Mental health is a term that describes how we feel, perceive, think, communicate and understand within the context of our community. Mental health refers to either a level of cognitive or emotional well-being or an absence of a mental disorder. Mental Health also means the ability to enjoy life’s activities while maintaining a level of balance in the face of life’s ups and downs.

It was previously stated that there was no one "official" definition of mental health. Cultural differences, subjective assessments, and competing professional theories all affect how "mental health" is defined. However, the World Health Organization has now defined mental health as "a feeling of well-being in which the individual realizes his or her own abilities, can cope with the normal stresses of life, can work productively and fruitfully, and is able to make a contribution to his or her community". Mental health is an expression of our emotions and signifies a successful adaptation to a variety of situational demands allowing us to maintain our full potential and participate successfully in everyday life.

Mental health (or well being) is an ideal we all strive for. It is a balance of mental, emotional, physical and spiritual health. Caring relationships, a place to call home, a supportive community, and work and leisure all contribute to mental health.

However, no one’s life is perfect, so mental health is also about learning the coping skills to deal with life’s ups and downs the best we can.

What is Mental Illness?

Mental illness is a serious disturbance in thoughts, feelings and perceptions that is severe enough to affect day-to-day functioning. Some names for mental illness include:

Schizophrenia:  Seeing, smelling or hearing things that aren’t there – or holding firm beliefs that makes no sense to anyone else but you.

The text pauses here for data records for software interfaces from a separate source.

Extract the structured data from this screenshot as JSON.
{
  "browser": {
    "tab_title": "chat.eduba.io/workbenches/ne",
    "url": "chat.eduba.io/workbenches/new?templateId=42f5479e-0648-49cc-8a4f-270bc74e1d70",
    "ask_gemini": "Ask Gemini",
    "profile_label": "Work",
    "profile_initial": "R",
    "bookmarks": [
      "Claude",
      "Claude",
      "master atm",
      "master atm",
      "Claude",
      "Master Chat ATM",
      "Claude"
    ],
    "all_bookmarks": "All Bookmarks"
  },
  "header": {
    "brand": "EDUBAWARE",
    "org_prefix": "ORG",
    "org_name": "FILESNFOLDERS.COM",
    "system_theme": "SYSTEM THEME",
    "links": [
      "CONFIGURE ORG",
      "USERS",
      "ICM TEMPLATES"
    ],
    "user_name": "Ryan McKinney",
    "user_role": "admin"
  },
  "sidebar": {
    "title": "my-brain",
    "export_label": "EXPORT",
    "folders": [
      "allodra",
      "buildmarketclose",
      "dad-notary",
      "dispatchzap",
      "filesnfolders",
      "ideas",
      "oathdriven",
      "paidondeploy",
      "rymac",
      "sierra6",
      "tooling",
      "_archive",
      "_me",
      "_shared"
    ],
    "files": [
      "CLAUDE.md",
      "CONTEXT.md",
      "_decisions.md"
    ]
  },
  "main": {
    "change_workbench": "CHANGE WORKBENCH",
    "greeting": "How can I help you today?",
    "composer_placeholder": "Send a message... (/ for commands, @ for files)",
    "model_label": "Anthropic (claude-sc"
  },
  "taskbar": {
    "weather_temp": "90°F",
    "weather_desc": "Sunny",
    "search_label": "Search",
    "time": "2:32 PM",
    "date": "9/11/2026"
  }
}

Depression:  Intense feelings of sadness and worthlessness – so bad that you have lost interest in life.

Bi-polar Disorder:  Cycles of feeling intensely happy and invincible followed by depression.

Anxiety Disorders:  Panic attacks, phobias, obsessions or post traumatic stress disorder.

Eating Disorders:  Anorexia (not eating), or bulimia (eating too much and then vomiting).

Borderline Personality Disorder:  Severe difficulty with relationships, placing yourself in danger, makes decisions that turn out to be very bad for you.

Problem Gambling:  Is an urge to gamble despite harmful negative consequences or a desire to stop. Problem gambling often is defined by whether harm is experienced by the gambler or others, rather than by the gambler's behaviour.

Addiction:  When an individual persists in use of alcohol or other drugs despite severe life problems related to continued use. Some substances create a physical craving. Compulsive and repetitive use may result in tolerance to the effect of the drug and withdrawal symptoms when use is reduced or stopped. This, along with substance abuse are considered substance use disorders.

Living with a mental illness means not only making efforts to manage it, but coping with the ways in which it can affect your life and those in it. If you're faced with a mental health concern, or if you are the loved one of someone who is, there are things you can do to help make way for a better life.

Facts about Mental Illness in the Workplace

(Adopted from Quick Facts: Mental Illness and Addiction in Canada)

For further information on mental health in the workplace, please visit our Workplace page, or to inquire about getting skilled help to assist in your workplace needs contact us.

Read May 2015 E-News